  26. 26. placeholder partner logoSolar home systems zept solkonz pt solkonzep
  27. 27. placeholder partner logoThe Clean Development Mechanism 18 solar projects registered to date. p j g 2518 kCERs expected by 2010 in the CDM pipeline, pipeline equilivent to 2,518,000 tonnes CO2 2 518 000 …. But from economic perspective the profit contribution of CERs generated by Solar PV g y remains marginal CDM Pipeline
  28. 28. placeholder partner logoEstimated Range of CDM Transaction CostsStage Low HighPre-development 5,000 15,000PDD 15,000 15 000 50,000 50 000DNA Approval 0 5,000Validation 10,000 10 000 40,000 40 000Legal/Contracting 10,000 20,000TotalT t l 40,000 40 000 130,000 130 000 Source: UNEP 2006

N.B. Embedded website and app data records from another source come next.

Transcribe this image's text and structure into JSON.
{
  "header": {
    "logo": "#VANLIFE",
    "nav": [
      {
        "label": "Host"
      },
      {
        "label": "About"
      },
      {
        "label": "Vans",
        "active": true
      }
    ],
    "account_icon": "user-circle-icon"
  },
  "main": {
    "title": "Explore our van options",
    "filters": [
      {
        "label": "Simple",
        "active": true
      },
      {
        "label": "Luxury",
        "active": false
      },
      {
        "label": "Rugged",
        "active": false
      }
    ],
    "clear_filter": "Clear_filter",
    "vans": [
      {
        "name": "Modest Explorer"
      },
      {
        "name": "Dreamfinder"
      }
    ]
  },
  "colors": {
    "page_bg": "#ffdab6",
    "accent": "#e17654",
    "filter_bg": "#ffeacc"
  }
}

  29. 29. placeholder partner logoImpact of Transaction Costs on Ren. Energy Projects Ren Source: UNEP 2006 Source: UNEP 2006
  30. 30. placeholder partner logoPart four: Examples of solar installations
  31. 31. placeholder partner logoRoof top installations Schüco Gehrlicher
  32. 32. placeholder partner logoBuilding integrated her Gehrlich
  33. 33. placeholder partner logoGreenfield installation Gehrlicher
  34. 34. placeholder partner logoPV Soundless Gehrlicher
  35. 35. placeholder partner logo Monocrystaline SystemSolea AG a Mudule Efficiency of up to 25% has been reached. System Efficiency of above 10% is realistically reached Energy payback period 1-2 years. (Science Daily 2009)
  36. 36. placeholder partner logo1-axis1 axis solar tracker Concent Solar GmbH 40% more energy yield G compared to fixed installations trix Low power consumption ~ 1.5kWh/year renz Lor
  37. 37. placeholder partner logo2-axis2 axis solar tracker BSW search in Germany Res G
  38. 38. placeholder partner logoThin-filmThin film installations kingalpha.com m Commercial installations can Seek have efficiency around 11%. obal.net Greenisglo
  39. 39. placeholder partner logoSolar concentrator openfarmtech olar concentrix-so c ntrix-solar ent metaefficie concen
  40. 40. Auswärtig Amt ges Solar towers Flikr placeholder partner logoWas shington Po ost
  41. 41. placeholder partner logoThank you for your attention! Sebastian Randig German section of International Solar Energy Society gy y Deutsche Gesellschaft für Sonnenenergie e.V. Sebastian.Randig@gmx.de www. www.dgs.de/